The rest of the book carries us along with Lewis as things really begin to change for him. He gets into a fight with Woody Mingo, and a force outside of himself propels his fist into Woody's nose at the moment when he himself was hesitant. It worked; Woody began to leave him alone. Lewis' friends notice that he is different, but chalk it up to his abortive attempts to diet and get into shape. Finally Lewis gets the courage to tell Rose Rita the truth: the amulet did respond to the ritual. She takes it from him and tells him that she dropped it into the sewer. In reality, however, she keeps it, thinking that perhaps it will be of benefit to him when he is an adult.
Bereft of his talisman, Lewis is tormented once more by Woody Mingo who senses that Lewis is his normal cowardly self again. One day Lewis has the sudden thought that perhaps Rose Rita didn't destroy his amulet.
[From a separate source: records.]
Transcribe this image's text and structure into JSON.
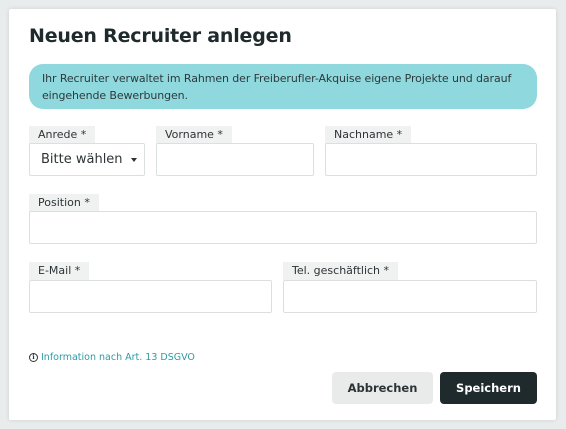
{
  "dialog": {
    "title": "Neuen Recruiter anlegen",
    "info_text": "Ihr Recruiter verwaltet im Rahmen der Freiberufler-Akquise eigene Projekte und darauf eingehende Bewerbungen."
  },
  "form": {
    "salutation": {
      "label": "Anrede *",
      "value": "Bitte wählen"
    },
    "first_name": {
      "label": "Vorname *",
      "value": ""
    },
    "last_name": {
      "label": "Nachname *",
      "value": ""
    },
    "position": {
      "label": "Position *",
      "value": ""
    },
    "email": {
      "label": "E-Mail *",
      "value": ""
    },
    "phone": {
      "label": "Tel. geschäftlich *",
      "value": ""
    }
  },
  "footer": {
    "dsgvo_link": "Information nach Art. 13 DSGVO",
    "cancel_label": "Abbrechen",
    "save_label": "Speichern"
  },
  "colors": {
    "info_box_bg": "#8fd8de",
    "primary_button": "#1f2a2c",
    "link": "#2e9aa6"
  }
}
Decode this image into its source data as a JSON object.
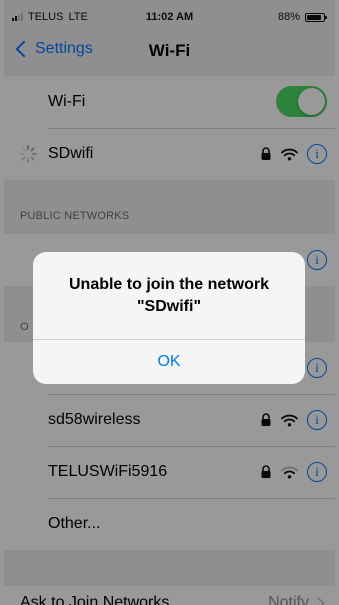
{
  "status_bar": {
    "carrier": "TELUS",
    "network": "LTE",
    "time": "11:02 AM",
    "battery": "88%",
    "battery_level": 0.88,
    "signal_bars": 2
  },
  "nav": {
    "back_label": "Settings",
    "title": "Wi-Fi"
  },
  "wifi_toggle": {
    "label": "Wi-Fi",
    "on": true
  },
  "current_network": {
    "name": "SDwifi",
    "connecting": true,
    "secured": true
  },
  "sections": {
    "public_header": "PUBLIC NETWORKS",
    "other_header_partial": "O"
  },
  "other_networks": [
    {
      "name": "sd58wireless",
      "secured": true
    },
    {
      "name": "TELUSWiFi5916",
      "secured": true
    },
    {
      "name": "Other...",
      "secured": false
    }
  ],
  "ask_to_join": {
    "label": "Ask to Join Networks",
    "value": "Notify"
  },
  "alert": {
    "title_line1": "Unable to join the network",
    "title_line2": "\"SDwifi\"",
    "ok_label": "OK"
  },
  "colors": {
    "accent": "#007aff",
    "toggle_on": "#4cd964",
    "background": "#efeff4"
  }
}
He searches for it, and the series of events that follows nearly culminates in Lewis' death. Fortunately, Uncle Jonathan, Mrs. Zimmerman, and Rose Rita save the day.
John Bellairs wrote three separate series of middle-grade stories: the Lewis Barnavelt series(with Uncle Jonathan, Mrs. Zimmerman, and Rose Rita); the Anthony Monday series(with Miss Eels and her brother, Emerson Eels); and my favorites, the Johnny Dixon series(with Professor Roderick Childermass, Fergie, Father Higgins, and some othre assorted characters). There is no question that the stories are dark and frightening, but there is also no question as to where Mr. Bellairs aligned himself. The stories always end with good triumphing over evil. There is a lot of occult mythology in the stories, and perhaps it is this that gets them challenged or banned. It is a pity, though, because the characters are compelling and the stories fascinating. It doesn't matter how many times I've read these stories; I still enjoy them each time.
Mr. Bellairs is dead, and the series was continued by Brad Strickland. The books are available in bookstores such as Barnes and Noble and Amazon in new editions. If you haven't read any, I'd recommend starting with A House With a Clock in the Walls, which is the first book in the Lewis Barnavelt series. Go! Read! Rebel!